- TASK DIRECTIONS -
In the data below, which lines hold "border"? Copy every one.

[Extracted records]
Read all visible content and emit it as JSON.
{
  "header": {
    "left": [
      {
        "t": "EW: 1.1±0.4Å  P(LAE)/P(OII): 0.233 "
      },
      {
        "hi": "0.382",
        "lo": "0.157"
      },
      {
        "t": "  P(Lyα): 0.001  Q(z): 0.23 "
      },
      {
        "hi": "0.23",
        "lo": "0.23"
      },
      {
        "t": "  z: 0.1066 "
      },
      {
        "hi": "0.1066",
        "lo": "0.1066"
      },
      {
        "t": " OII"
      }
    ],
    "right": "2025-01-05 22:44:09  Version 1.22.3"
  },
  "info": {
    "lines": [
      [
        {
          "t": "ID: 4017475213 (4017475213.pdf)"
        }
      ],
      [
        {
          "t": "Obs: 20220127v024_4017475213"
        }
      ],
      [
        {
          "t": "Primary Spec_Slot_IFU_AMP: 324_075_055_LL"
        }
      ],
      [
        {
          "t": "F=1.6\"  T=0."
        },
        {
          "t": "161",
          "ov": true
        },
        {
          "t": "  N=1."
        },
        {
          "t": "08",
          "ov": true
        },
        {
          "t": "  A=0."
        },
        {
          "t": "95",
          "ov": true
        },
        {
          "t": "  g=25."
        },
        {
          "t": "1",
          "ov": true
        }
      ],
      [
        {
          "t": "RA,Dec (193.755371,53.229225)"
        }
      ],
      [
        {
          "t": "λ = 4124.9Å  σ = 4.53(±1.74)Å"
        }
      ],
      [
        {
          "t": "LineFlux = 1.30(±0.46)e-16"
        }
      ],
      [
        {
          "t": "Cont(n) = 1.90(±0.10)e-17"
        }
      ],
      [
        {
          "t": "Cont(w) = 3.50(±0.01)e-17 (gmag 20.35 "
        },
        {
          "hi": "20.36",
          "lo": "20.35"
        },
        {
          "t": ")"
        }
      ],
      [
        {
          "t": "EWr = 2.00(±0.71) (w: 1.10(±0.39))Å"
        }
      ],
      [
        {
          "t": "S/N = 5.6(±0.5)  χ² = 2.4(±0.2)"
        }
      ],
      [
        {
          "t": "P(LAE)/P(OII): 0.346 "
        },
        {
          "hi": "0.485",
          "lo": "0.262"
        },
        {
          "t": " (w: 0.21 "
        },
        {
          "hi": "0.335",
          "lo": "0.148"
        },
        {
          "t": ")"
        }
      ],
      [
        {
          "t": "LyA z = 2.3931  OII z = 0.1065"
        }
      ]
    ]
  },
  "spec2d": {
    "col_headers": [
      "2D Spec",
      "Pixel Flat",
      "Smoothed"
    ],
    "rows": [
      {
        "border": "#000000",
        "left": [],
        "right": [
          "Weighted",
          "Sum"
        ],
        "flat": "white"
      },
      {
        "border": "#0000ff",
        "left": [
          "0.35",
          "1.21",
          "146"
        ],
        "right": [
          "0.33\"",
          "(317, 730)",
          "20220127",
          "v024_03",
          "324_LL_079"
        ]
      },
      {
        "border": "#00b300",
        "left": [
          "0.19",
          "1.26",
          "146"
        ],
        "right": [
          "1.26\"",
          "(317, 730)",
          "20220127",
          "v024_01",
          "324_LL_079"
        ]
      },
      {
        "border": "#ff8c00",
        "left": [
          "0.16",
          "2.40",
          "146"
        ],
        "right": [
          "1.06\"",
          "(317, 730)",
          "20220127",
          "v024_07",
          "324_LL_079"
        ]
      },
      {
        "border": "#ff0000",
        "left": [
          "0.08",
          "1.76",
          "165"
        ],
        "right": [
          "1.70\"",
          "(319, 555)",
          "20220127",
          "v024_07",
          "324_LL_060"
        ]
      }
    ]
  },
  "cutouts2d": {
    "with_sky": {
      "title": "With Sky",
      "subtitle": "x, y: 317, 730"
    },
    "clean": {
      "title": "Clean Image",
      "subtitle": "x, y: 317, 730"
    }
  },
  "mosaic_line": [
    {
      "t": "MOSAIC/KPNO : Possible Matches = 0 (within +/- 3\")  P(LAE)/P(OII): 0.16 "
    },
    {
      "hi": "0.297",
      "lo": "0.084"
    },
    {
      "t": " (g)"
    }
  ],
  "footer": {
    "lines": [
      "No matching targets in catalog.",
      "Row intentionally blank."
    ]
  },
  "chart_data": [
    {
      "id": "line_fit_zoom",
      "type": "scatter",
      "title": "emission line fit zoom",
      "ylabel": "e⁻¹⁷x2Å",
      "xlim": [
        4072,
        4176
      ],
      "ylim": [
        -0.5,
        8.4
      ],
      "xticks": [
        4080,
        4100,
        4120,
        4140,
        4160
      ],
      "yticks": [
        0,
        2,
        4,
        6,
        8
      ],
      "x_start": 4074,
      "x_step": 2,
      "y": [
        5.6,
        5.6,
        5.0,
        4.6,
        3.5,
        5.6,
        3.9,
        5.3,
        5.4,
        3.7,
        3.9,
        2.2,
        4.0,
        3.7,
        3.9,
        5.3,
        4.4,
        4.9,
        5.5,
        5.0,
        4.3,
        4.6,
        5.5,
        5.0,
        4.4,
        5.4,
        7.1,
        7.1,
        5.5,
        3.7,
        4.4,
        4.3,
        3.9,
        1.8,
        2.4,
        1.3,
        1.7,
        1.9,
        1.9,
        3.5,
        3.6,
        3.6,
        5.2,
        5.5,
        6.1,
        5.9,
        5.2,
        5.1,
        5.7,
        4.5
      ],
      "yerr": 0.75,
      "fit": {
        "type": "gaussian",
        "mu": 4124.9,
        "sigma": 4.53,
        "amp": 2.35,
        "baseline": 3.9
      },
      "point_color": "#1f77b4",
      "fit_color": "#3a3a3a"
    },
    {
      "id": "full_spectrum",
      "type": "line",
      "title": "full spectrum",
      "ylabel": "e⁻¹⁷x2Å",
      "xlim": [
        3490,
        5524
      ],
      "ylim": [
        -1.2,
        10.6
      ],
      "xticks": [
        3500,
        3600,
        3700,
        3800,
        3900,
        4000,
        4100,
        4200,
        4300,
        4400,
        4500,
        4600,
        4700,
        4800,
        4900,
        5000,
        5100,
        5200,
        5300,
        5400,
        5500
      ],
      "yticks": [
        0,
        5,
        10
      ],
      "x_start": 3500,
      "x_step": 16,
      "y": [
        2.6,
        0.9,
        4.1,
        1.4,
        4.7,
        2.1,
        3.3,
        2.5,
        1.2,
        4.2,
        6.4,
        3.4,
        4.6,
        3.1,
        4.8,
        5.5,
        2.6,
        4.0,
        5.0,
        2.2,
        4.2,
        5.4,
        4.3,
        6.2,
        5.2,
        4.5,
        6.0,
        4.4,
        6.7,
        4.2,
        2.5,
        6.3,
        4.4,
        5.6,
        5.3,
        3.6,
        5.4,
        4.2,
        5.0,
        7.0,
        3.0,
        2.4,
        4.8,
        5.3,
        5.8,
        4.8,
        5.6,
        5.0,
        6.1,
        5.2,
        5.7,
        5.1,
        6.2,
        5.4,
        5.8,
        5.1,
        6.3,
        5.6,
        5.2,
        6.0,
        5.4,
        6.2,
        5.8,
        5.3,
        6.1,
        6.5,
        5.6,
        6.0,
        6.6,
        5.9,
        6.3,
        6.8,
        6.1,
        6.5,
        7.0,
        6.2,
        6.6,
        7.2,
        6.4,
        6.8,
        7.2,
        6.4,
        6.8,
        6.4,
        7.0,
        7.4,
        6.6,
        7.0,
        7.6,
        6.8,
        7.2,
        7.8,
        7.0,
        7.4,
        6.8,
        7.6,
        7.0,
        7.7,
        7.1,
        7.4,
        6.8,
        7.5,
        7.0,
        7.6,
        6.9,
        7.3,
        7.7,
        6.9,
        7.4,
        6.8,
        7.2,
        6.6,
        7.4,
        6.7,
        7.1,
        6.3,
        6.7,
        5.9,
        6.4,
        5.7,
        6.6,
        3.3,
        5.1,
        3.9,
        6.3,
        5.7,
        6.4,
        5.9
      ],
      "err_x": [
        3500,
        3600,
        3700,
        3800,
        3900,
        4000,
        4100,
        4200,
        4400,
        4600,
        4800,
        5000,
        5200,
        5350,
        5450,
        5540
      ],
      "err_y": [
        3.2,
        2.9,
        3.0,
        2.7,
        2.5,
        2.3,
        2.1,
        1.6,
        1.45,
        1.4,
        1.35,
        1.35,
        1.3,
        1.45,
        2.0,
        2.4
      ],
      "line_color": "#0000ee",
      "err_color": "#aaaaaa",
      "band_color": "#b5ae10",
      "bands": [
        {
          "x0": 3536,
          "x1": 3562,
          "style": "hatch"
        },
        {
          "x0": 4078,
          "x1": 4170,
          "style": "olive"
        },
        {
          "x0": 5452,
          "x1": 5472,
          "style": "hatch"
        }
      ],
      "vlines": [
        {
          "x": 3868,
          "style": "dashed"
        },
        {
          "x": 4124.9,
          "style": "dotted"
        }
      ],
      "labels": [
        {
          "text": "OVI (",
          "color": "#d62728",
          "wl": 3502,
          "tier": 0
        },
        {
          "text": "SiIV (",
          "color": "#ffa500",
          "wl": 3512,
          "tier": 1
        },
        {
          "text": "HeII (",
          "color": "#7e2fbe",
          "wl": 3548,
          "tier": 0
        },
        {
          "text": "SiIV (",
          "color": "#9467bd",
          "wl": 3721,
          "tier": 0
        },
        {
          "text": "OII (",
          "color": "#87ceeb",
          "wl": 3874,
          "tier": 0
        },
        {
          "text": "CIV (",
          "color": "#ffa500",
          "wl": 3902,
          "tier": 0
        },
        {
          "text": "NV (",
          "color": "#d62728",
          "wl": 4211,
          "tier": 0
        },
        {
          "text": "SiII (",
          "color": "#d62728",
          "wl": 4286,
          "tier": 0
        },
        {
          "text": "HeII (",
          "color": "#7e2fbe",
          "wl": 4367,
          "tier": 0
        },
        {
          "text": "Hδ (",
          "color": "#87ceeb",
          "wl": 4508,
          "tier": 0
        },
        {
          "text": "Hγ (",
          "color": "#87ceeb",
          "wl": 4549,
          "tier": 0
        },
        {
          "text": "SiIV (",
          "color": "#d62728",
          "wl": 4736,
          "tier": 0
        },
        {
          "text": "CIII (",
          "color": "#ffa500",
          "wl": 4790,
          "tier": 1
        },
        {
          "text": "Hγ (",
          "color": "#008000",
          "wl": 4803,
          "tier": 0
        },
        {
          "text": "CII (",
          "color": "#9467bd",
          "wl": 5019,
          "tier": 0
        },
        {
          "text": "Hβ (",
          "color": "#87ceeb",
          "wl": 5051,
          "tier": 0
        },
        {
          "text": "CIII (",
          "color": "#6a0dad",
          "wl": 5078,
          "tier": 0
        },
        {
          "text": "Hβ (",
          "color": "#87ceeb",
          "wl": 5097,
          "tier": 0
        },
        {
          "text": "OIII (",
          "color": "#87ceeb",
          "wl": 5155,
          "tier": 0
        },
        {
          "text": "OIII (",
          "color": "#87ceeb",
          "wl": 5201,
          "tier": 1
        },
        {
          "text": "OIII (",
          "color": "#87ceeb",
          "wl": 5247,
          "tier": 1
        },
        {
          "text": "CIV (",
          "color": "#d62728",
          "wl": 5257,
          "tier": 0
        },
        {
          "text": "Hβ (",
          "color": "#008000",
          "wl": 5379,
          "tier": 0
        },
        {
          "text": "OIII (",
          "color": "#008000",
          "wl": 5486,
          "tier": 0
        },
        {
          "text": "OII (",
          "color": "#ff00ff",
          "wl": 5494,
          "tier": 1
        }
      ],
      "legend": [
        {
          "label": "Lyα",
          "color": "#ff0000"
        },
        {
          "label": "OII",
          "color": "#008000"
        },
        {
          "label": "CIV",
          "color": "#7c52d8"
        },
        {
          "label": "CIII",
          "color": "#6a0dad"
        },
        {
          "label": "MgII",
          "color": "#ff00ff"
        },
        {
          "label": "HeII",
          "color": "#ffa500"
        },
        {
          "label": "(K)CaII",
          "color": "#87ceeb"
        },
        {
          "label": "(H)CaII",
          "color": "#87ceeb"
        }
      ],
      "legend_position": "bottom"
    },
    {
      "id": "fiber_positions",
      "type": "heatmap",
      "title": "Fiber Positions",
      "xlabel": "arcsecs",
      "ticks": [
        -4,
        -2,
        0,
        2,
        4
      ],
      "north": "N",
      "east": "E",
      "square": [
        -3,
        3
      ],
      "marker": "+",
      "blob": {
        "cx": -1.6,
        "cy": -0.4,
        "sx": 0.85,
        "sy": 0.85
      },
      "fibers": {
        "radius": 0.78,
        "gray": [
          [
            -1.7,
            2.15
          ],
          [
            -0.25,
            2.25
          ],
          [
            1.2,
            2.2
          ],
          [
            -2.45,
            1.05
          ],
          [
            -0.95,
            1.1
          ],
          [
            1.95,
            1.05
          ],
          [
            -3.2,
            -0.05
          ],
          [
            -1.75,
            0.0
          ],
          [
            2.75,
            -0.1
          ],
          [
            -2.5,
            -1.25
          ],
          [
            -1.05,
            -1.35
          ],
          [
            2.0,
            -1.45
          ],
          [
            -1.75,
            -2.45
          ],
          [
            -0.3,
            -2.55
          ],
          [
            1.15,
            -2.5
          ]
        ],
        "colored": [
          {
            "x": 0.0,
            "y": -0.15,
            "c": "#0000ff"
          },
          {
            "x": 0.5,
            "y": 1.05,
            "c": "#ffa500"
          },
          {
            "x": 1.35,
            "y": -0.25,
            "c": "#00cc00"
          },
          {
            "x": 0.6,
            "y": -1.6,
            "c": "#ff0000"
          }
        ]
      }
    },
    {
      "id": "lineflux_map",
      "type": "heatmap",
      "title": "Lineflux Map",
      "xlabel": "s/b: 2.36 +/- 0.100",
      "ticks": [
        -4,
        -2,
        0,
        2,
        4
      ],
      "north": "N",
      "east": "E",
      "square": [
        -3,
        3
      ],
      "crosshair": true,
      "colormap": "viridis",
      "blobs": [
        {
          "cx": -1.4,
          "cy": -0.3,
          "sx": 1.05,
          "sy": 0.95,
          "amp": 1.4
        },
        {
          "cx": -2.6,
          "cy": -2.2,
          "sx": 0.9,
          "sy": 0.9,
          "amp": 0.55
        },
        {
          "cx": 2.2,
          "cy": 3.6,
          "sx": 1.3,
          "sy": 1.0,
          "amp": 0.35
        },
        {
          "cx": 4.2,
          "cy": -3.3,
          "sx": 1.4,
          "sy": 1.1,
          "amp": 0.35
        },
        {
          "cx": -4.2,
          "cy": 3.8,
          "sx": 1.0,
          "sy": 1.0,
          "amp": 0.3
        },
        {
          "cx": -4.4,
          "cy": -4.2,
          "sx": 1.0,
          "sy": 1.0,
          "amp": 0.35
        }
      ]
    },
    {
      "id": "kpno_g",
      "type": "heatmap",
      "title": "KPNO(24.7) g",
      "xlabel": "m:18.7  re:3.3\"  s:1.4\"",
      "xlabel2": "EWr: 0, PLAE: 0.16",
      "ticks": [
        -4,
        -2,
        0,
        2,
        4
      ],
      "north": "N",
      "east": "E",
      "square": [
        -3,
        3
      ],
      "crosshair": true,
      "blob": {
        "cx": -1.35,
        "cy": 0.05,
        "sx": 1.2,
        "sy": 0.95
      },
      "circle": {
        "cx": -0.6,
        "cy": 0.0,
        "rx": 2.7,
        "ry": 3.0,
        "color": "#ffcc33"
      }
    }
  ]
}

- TASK OUTPUT -
        "border": "#000000",
        "border": "#0000ff",
        "border": "#00b300",
        "border": "#ff8c00",
        "border": "#ff0000",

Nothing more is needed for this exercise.